All of the data, word for word and free of pictures, is the expected result.

Excerpts from an interface dataset >>

⁂

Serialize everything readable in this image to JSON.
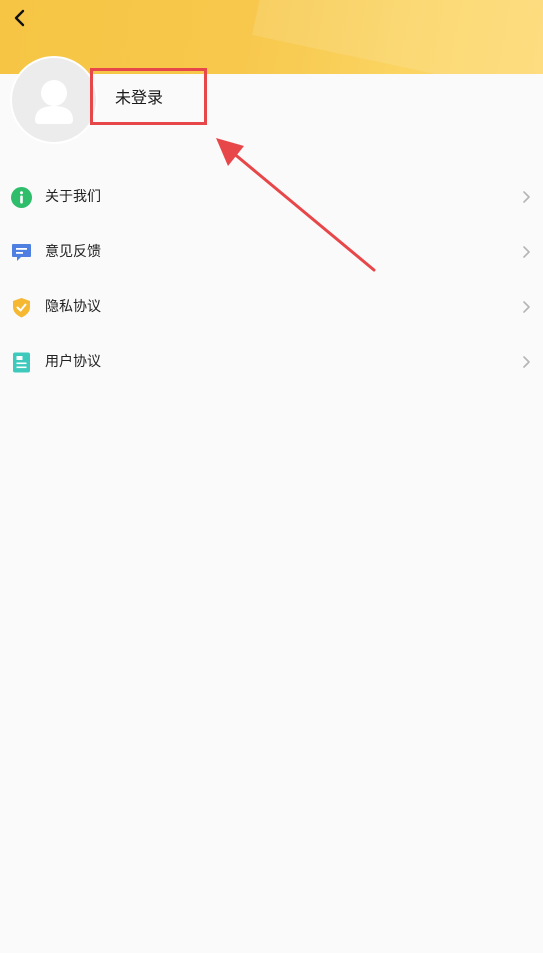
{
  "header": {
    "back_icon": "chevron-left-icon"
  },
  "profile": {
    "login_status": "未登录",
    "avatar_icon": "user-placeholder-icon",
    "highlight_color": "#e8474a"
  },
  "menu": {
    "items": [
      {
        "label": "关于我们",
        "icon": "info-icon",
        "color": "#2ebd6b"
      },
      {
        "label": "意见反馈",
        "icon": "feedback-icon",
        "color": "#4f7fe0"
      },
      {
        "label": "隐私协议",
        "icon": "shield-icon",
        "color": "#f6b731"
      },
      {
        "label": "用户协议",
        "icon": "document-icon",
        "color": "#3ec9bd"
      }
    ]
  },
  "colors": {
    "header": "#f7c84c",
    "background": "#fafafa",
    "annotation_red": "#e8474a"
  }
}
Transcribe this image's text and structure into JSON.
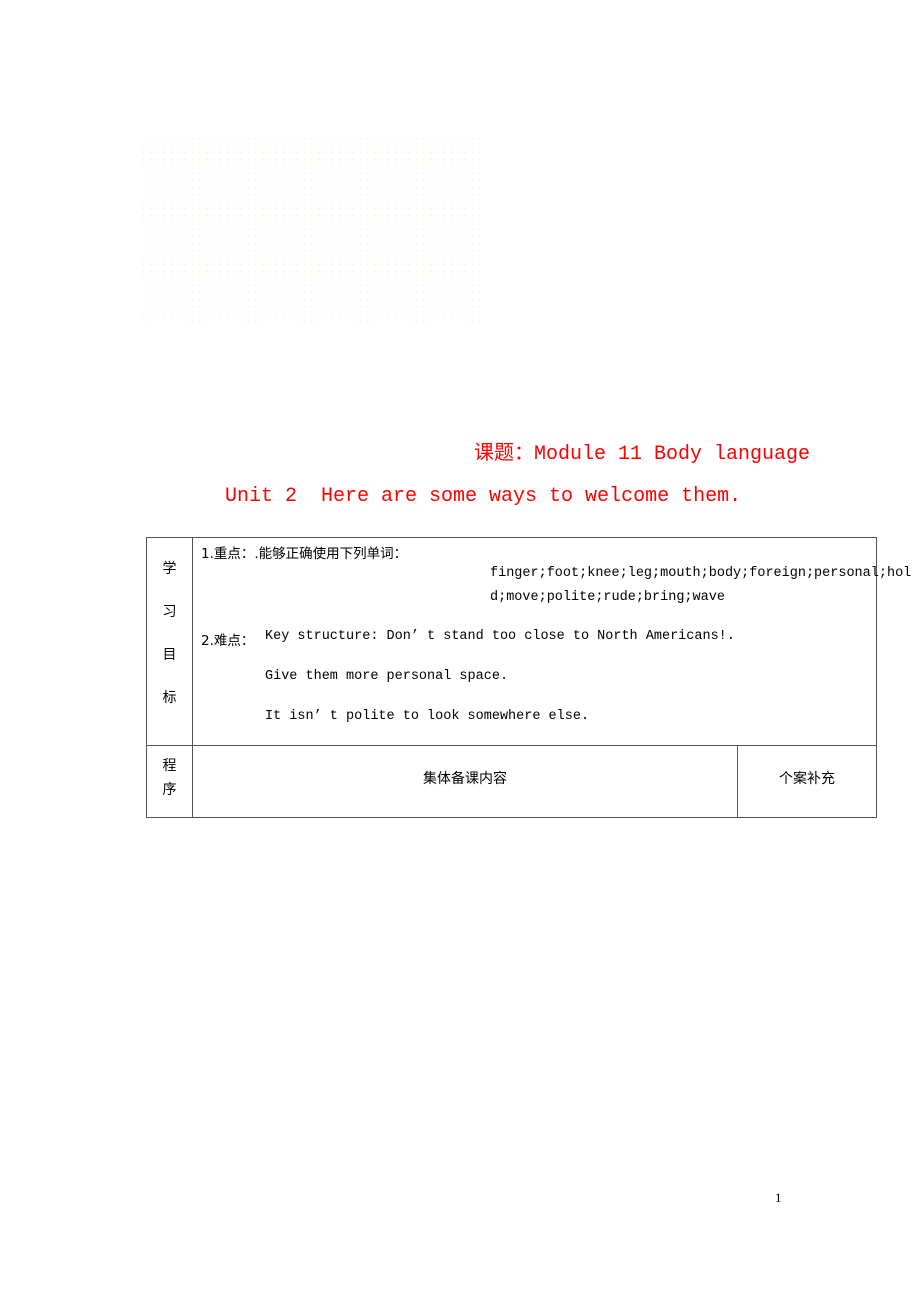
{
  "header": {
    "topic_line": "课题：Module 11 Body language",
    "unit_line": "Unit 2  Here are some ways to welcome them."
  },
  "table": {
    "goal_label_chars": [
      "学",
      "习",
      "目",
      "标"
    ],
    "goals": {
      "key_points_label": "1.重点：.能够正确使用下列单词：",
      "vocab_line1": "finger;foot;knee;leg;mouth;body;foreign;personal;hol",
      "vocab_line2": "d;move;polite;rude;bring;wave",
      "difficulty_label": "2.难点：",
      "difficulty_line1": "Key structure: Don’ t stand too close to North Americans!.",
      "difficulty_line2": "Give them more personal space.",
      "difficulty_line3": "It isn’ t polite to look somewhere else."
    },
    "procedure_label_chars": [
      "程",
      "序"
    ],
    "collective_header": "集体备课内容",
    "individual_header": "个案补充"
  },
  "footer": {
    "page_number": "1"
  }
}
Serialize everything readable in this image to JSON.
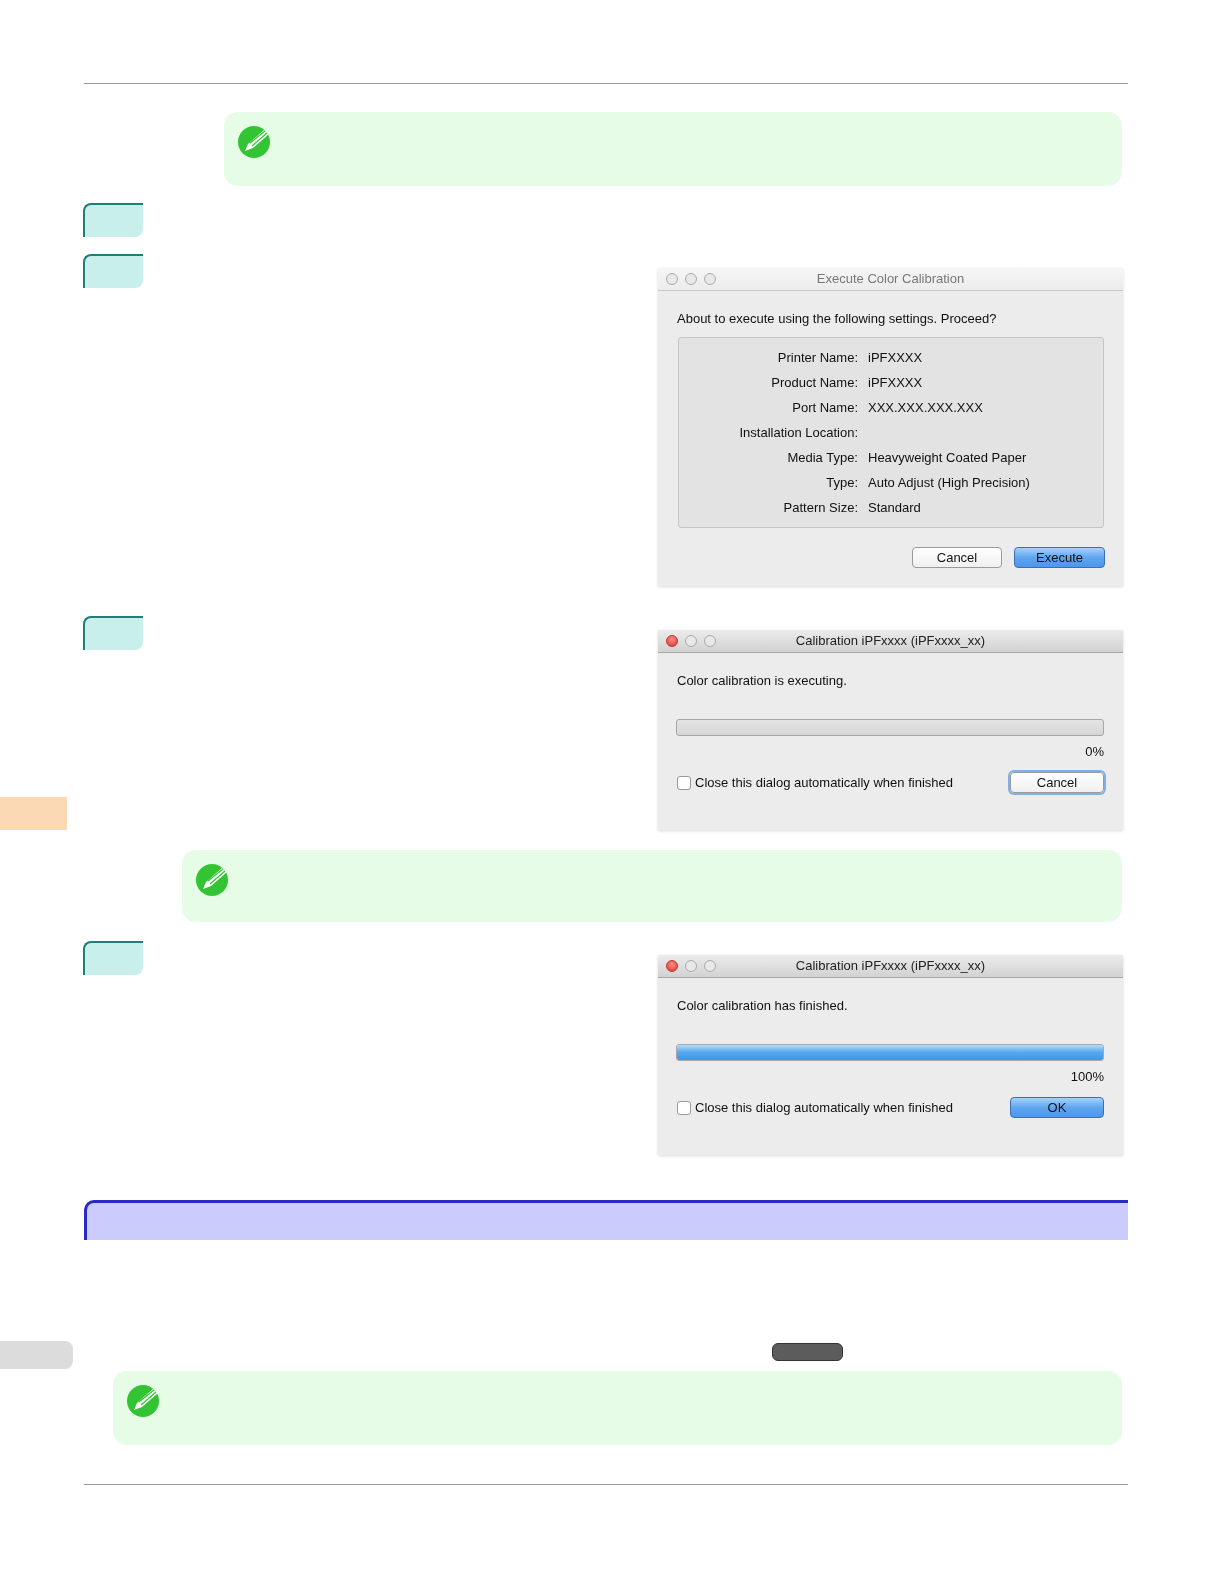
{
  "dialogs": [
    {
      "kind": "confirm",
      "title": "Execute Color Calibration",
      "active": false,
      "message": "About to execute using the following settings. Proceed?",
      "settings": [
        {
          "label": "Printer Name:",
          "value": "iPFXXXX"
        },
        {
          "label": "Product Name:",
          "value": "iPFXXXX"
        },
        {
          "label": "Port Name:",
          "value": "XXX.XXX.XXX.XXX"
        },
        {
          "label": "Installation Location:"
        },
        {
          "label": "Media Type:",
          "value": "Heavyweight Coated Paper"
        },
        {
          "label": "Type:",
          "value": "Auto Adjust (High Precision)"
        },
        {
          "label": "Pattern Size:",
          "value": "Standard"
        }
      ],
      "buttons": [
        {
          "label": "Cancel",
          "default": false,
          "focused": false
        },
        {
          "label": "Execute",
          "default": true,
          "focused": false
        }
      ]
    },
    {
      "kind": "progress",
      "title": "Calibration iPFxxxx (iPFxxxx_xx)",
      "active": true,
      "message": "Color calibration is executing.",
      "level": 0,
      "reading": "0%",
      "checkbox": {
        "label": "Close this dialog automatically when finished",
        "checked": false
      },
      "buttons": [
        {
          "label": "Cancel",
          "default": false,
          "focused": true
        }
      ]
    },
    {
      "kind": "progress",
      "title": "Calibration iPFxxxx (iPFxxxx_xx)",
      "active": true,
      "message": "Color calibration has finished.",
      "level": 1,
      "reading": "100%",
      "checkbox": {
        "label": "Close this dialog automatically when finished",
        "checked": false
      },
      "buttons": [
        {
          "label": "OK",
          "default": true,
          "focused": false
        }
      ]
    }
  ]
}
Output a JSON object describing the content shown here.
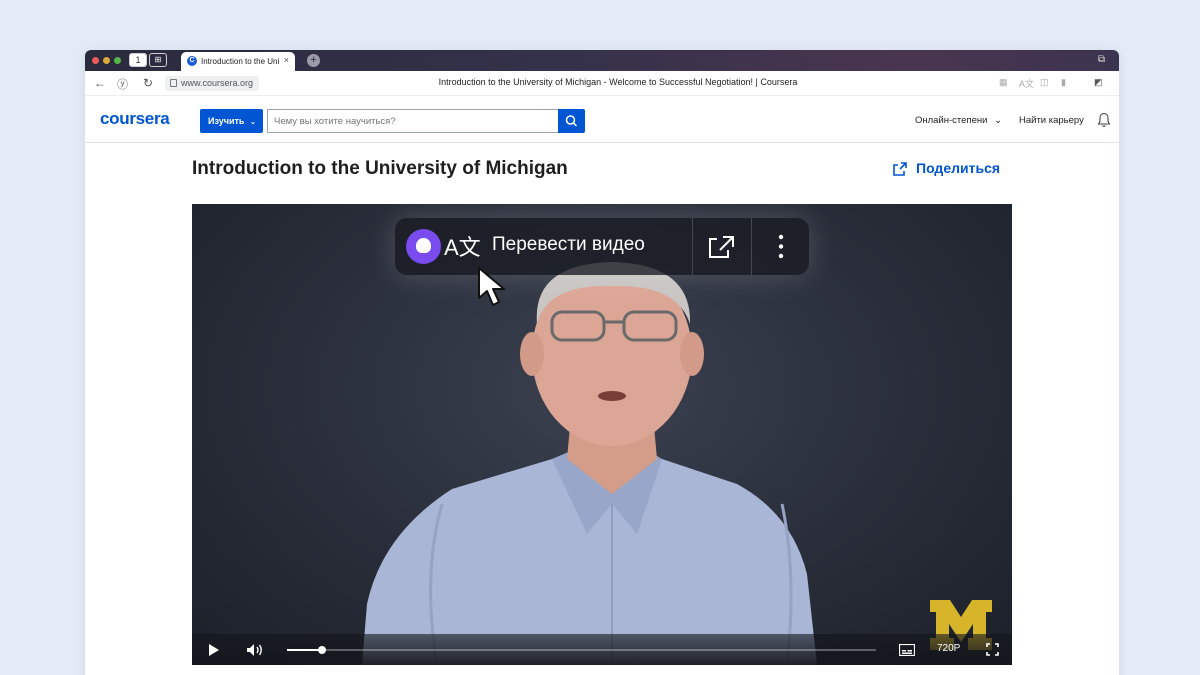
{
  "browser": {
    "tab_title": "Introduction to the Uni",
    "tab_close": "×",
    "new_tab": "+",
    "url": "www.coursera.org",
    "page_title": "Introduction to the University of Michigan - Welcome to Successful Negotiation! | Coursera",
    "tab_count_badge": "1"
  },
  "header": {
    "logo": "coursera",
    "explore_label": "Изучить",
    "search_placeholder": "Чему вы хотите научиться?",
    "online_degrees": "Онлайн-степени",
    "find_career": "Найти карьеру"
  },
  "course": {
    "title": "Introduction to the University of Michigan",
    "share_label": "Поделиться"
  },
  "translate_popup": {
    "glyph": "A文",
    "label": "Перевести видео"
  },
  "player": {
    "progress": 0.06,
    "quality": "720P"
  },
  "colors": {
    "brand": "#0056d2",
    "alice": "#7a4cf0",
    "umich_maize": "#d6b52b"
  }
}
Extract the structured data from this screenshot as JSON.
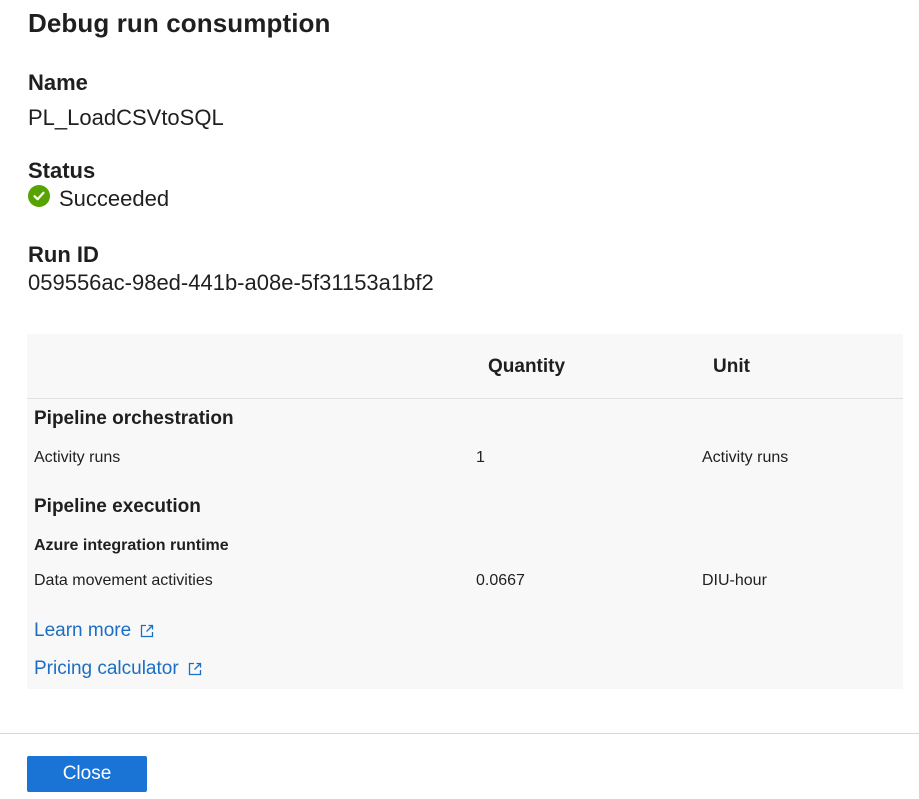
{
  "dialog": {
    "title": "Debug run consumption"
  },
  "fields": {
    "name_label": "Name",
    "name_value": "PL_LoadCSVtoSQL",
    "status_label": "Status",
    "status_value": "Succeeded",
    "status_icon": "check-circle-icon",
    "status_color": "#57a300",
    "run_id_label": "Run ID",
    "run_id_value": "059556ac-98ed-441b-a08e-5f31153a1bf2"
  },
  "table": {
    "columns": [
      "",
      "Quantity",
      "Unit"
    ],
    "sections": [
      {
        "title": "Pipeline orchestration",
        "rows": [
          {
            "name": "Activity runs",
            "quantity": "1",
            "unit": "Activity runs"
          }
        ]
      },
      {
        "title": "Pipeline execution",
        "subtitle": "Azure integration runtime",
        "rows": [
          {
            "name": "Data movement activities",
            "quantity": "0.0667",
            "unit": "DIU-hour"
          }
        ]
      }
    ]
  },
  "links": {
    "learn_more": "Learn more",
    "pricing_calculator": "Pricing calculator",
    "icon": "external-link-icon",
    "color": "#1a6fc4"
  },
  "footer": {
    "close_label": "Close",
    "accent": "#1a74d6"
  }
}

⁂

Task result >>
Serialize everything readable in this image to JSON.
{
  "header": {
    "back_icon": "chevron-left-icon"
  },
  "profile": {
    "login_status": "未登录",
    "avatar_icon": "user-placeholder-icon",
    "highlight_color": "#e8474a"
  },
  "menu": {
    "items": [
      {
        "label": "关于我们",
        "icon": "info-icon",
        "color": "#2ebd6b"
      },
      {
        "label": "意见反馈",
        "icon": "feedback-icon",
        "color": "#4f7fe0"
      },
      {
        "label": "隐私协议",
        "icon": "shield-icon",
        "color": "#f6b731"
      },
      {
        "label": "用户协议",
        "icon": "document-icon",
        "color": "#3ec9bd"
      }
    ]
  },
  "colors": {
    "header": "#f7c84c",
    "background": "#fafafa",
    "annotation_red": "#e8474a"
  }
}
Transcribe this image's text and structure into JSON.
{
  "header": {
    "topic_line": "课题：Module 11 Body language",
    "unit_line": "Unit 2  Here are some ways to welcome them."
  },
  "table": {
    "goal_label_chars": [
      "学",
      "习",
      "目",
      "标"
    ],
    "goals": {
      "key_points_label": "1.重点：.能够正确使用下列单词：",
      "vocab_line1": "finger;foot;knee;leg;mouth;body;foreign;personal;hol",
      "vocab_line2": "d;move;polite;rude;bring;wave",
      "difficulty_label": "2.难点：",
      "difficulty_line1": "Key structure: Don’ t stand too close to North Americans!.",
      "difficulty_line2": "Give them more personal space.",
      "difficulty_line3": "It isn’ t polite to look somewhere else."
    },
    "procedure_label_chars": [
      "程",
      "序"
    ],
    "collective_header": "集体备课内容",
    "individual_header": "个案补充"
  },
  "footer": {
    "page_number": "1"
  }
}
Serialize everything readable in this image to JSON.
{
  "dialogs": [
    {
      "kind": "confirm",
      "title": "Execute Color Calibration",
      "active": false,
      "message": "About to execute using the following settings. Proceed?",
      "settings": [
        {
          "label": "Printer Name:",
          "value": "iPFXXXX"
        },
        {
          "label": "Product Name:",
          "value": "iPFXXXX"
        },
        {
          "label": "Port Name:",
          "value": "XXX.XXX.XXX.XXX"
        },
        {
          "label": "Installation Location:"
        },
        {
          "label": "Media Type:",
          "value": "Heavyweight Coated Paper"
        },
        {
          "label": "Type:",
          "value": "Auto Adjust (High Precision)"
        },
        {
          "label": "Pattern Size:",
          "value": "Standard"
        }
      ],
      "buttons": [
        {
          "label": "Cancel",
          "default": false,
          "focused": false
        },
        {
          "label": "Execute",
          "default": true,
          "focused": false
        }
      ]
    },
    {
      "kind": "progress",
      "title": "Calibration iPFxxxx (iPFxxxx_xx)",
      "active": true,
      "message": "Color calibration is executing.",
      "level": 0,
      "reading": "0%",
      "checkbox": {
        "label": "Close this dialog automatically when finished",
        "checked": false
      },
      "buttons": [
        {
          "label": "Cancel",
          "default": false,
          "focused": true
        }
      ]
    },
    {
      "kind": "progress",
      "title": "Calibration iPFxxxx (iPFxxxx_xx)",
      "active": true,
      "message": "Color calibration has finished.",
      "level": 1,
      "reading": "100%",
      "checkbox": {
        "label": "Close this dialog automatically when finished",
        "checked": false
      },
      "buttons": [
        {
          "label": "OK",
          "default": true,
          "focused": false
        }
      ]
    }
  ]
}
Output a JSON object describing the content shown here.
{
  "browser": {
    "tab_title": "Introduction to the Uni",
    "tab_close": "×",
    "new_tab": "+",
    "url": "www.coursera.org",
    "page_title": "Introduction to the University of Michigan - Welcome to Successful Negotiation! | Coursera",
    "tab_count_badge": "1"
  },
  "header": {
    "logo": "coursera",
    "explore_label": "Изучить",
    "search_placeholder": "Чему вы хотите научиться?",
    "online_degrees": "Онлайн-степени",
    "find_career": "Найти карьеру"
  },
  "course": {
    "title": "Introduction to the University of Michigan",
    "share_label": "Поделиться"
  },
  "translate_popup": {
    "glyph": "A文",
    "label": "Перевести видео"
  },
  "player": {
    "progress": 0.06,
    "quality": "720P"
  },
  "colors": {
    "brand": "#0056d2",
    "alice": "#7a4cf0",
    "umich_maize": "#d6b52b"
  }
}
Extract the structured data from this screenshot as JSON.
{
  "dialog": {
    "title": "Debug run consumption"
  },
  "fields": {
    "name_label": "Name",
    "name_value": "PL_LoadCSVtoSQL",
    "status_label": "Status",
    "status_value": "Succeeded",
    "status_icon": "check-circle-icon",
    "status_color": "#57a300",
    "run_id_label": "Run ID",
    "run_id_value": "059556ac-98ed-441b-a08e-5f31153a1bf2"
  },
  "table": {
    "columns": [
      "",
      "Quantity",
      "Unit"
    ],
    "sections": [
      {
        "title": "Pipeline orchestration",
        "rows": [
          {
            "name": "Activity runs",
            "quantity": "1",
            "unit": "Activity runs"
          }
        ]
      },
      {
        "title": "Pipeline execution",
        "subtitle": "Azure integration runtime",
        "rows": [
          {
            "name": "Data movement activities",
            "quantity": "0.0667",
            "unit": "DIU-hour"
          }
        ]
      }
    ]
  },
  "links": {
    "learn_more": "Learn more",
    "pricing_calculator": "Pricing calculator",
    "icon": "external-link-icon",
    "color": "#1a6fc4"
  },
  "footer": {
    "close_label": "Close",
    "accent": "#1a74d6"
  }
}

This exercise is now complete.